Up until this time, I often viewed feminism through the lens of fairness and relational politics so I was a little taken aback when I heard Gertrud Åström, President of the Swedish Women’s Lobby, at the Cool Feminism event, say:
Sharing housework is a feminist issue.
But then I got it.
When women’s voices are kept from the conversation–political, corporate, cultural–there are serious human rights ramifications.
Suddenly, issues like equal pay, domestic violence and female leadership came into sharper focus for me–as global and moral imperatives.
Even in a place like Iceland, where gender equality tops the charts, there are outrageous gaps in rights that eclipse the voice of the feminine.
These gaps were brought into stark relief by the speakers at a CSW evening celebration at the Manhattan Center.
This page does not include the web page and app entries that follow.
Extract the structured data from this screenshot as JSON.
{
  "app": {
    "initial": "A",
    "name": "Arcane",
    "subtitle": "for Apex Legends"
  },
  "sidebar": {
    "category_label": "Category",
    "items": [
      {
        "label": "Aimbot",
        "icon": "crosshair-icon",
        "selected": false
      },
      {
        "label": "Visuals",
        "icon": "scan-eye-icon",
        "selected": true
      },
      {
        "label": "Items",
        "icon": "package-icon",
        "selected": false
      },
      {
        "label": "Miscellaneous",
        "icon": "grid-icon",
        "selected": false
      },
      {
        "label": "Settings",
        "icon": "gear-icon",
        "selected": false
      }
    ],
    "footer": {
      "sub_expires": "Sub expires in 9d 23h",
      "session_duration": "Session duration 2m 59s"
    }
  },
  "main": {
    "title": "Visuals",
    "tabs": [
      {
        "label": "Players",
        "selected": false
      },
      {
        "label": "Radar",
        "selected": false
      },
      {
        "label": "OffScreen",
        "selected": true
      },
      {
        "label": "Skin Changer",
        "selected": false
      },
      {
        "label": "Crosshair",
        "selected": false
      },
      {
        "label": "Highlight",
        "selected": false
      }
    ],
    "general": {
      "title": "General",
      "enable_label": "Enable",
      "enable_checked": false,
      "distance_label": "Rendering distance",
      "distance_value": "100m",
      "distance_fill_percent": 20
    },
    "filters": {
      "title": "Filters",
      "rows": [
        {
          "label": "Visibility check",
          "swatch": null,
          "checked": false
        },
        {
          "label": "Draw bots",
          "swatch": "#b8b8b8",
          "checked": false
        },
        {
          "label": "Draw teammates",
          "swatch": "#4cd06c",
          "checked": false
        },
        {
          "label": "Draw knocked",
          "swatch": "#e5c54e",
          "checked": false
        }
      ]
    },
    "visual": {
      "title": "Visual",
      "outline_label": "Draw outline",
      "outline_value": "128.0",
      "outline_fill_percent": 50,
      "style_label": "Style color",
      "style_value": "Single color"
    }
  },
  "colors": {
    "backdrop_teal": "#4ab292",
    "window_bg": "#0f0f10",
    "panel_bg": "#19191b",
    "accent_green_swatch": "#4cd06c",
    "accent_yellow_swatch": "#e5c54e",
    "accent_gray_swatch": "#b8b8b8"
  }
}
The Hammerstein Ballroom was packed–floor to ceiling–with representatives, dignitaries and delegates from NGOS around the world.
The beloved UN Secretary General, Ban Ki-moon, addressed the audience of 2,000, followed by UN Women Executive Director, Phumzile Mlambo-Ngcuka; and soon after, the President of Liberia, Ellen Johnson.
Former US Secretary of State, Hillary Clinton, then took the stage, crediting Johnson’s leadership for stemming the tide of the Ebola epidemic in her country, and then shared information from the Clinton Foundation initiative, Not There Yet—a data driven analysis of gender equality.
Clinton was followed by actress Meghan Markel, the UN Women’s Advocate for Women’s Leadership & Political Participation.
The statistics Meghan shared silenced the room:
At the current rate, the elimination of gender INequality will not be possible until 2095. And when it comes to women’s political participation and leadership – the percentage of female parliamentarians globally has only increased by 11% since 1995. 11 percent in 20 years.
But it was Markel’s personal story of how she “accidentally” became a women’s advocate–at the age of 11–that revealed a deeper truth about gender inequality to me.
There in the balcony, I found myself inexplicably brought to tears when she shared a tagline from a nineties television commercial:
Women all over America are fighting greasy pots and pans.
Markel drove home a bias that was punctuated at CSW: Gender inequality is often dismissed as a cultural issue, while in fact it is form of deep discrimination.
“Women make up more than half of the world’s population and potential so it is neither just nor practical for their voices, for OUR voices, to go unheard at the highest levels of decision-making,” said Markel. “Women need a seat at the table, they need an invitation to be seated there, and in some cases, where this is not available, they need to create their own table.”
1100 organizations and 11,000 individuals participated in the 59th Commission on the Status of Women at the United Nations this month, on behalf of the 7+ billion women, men and children–around the world.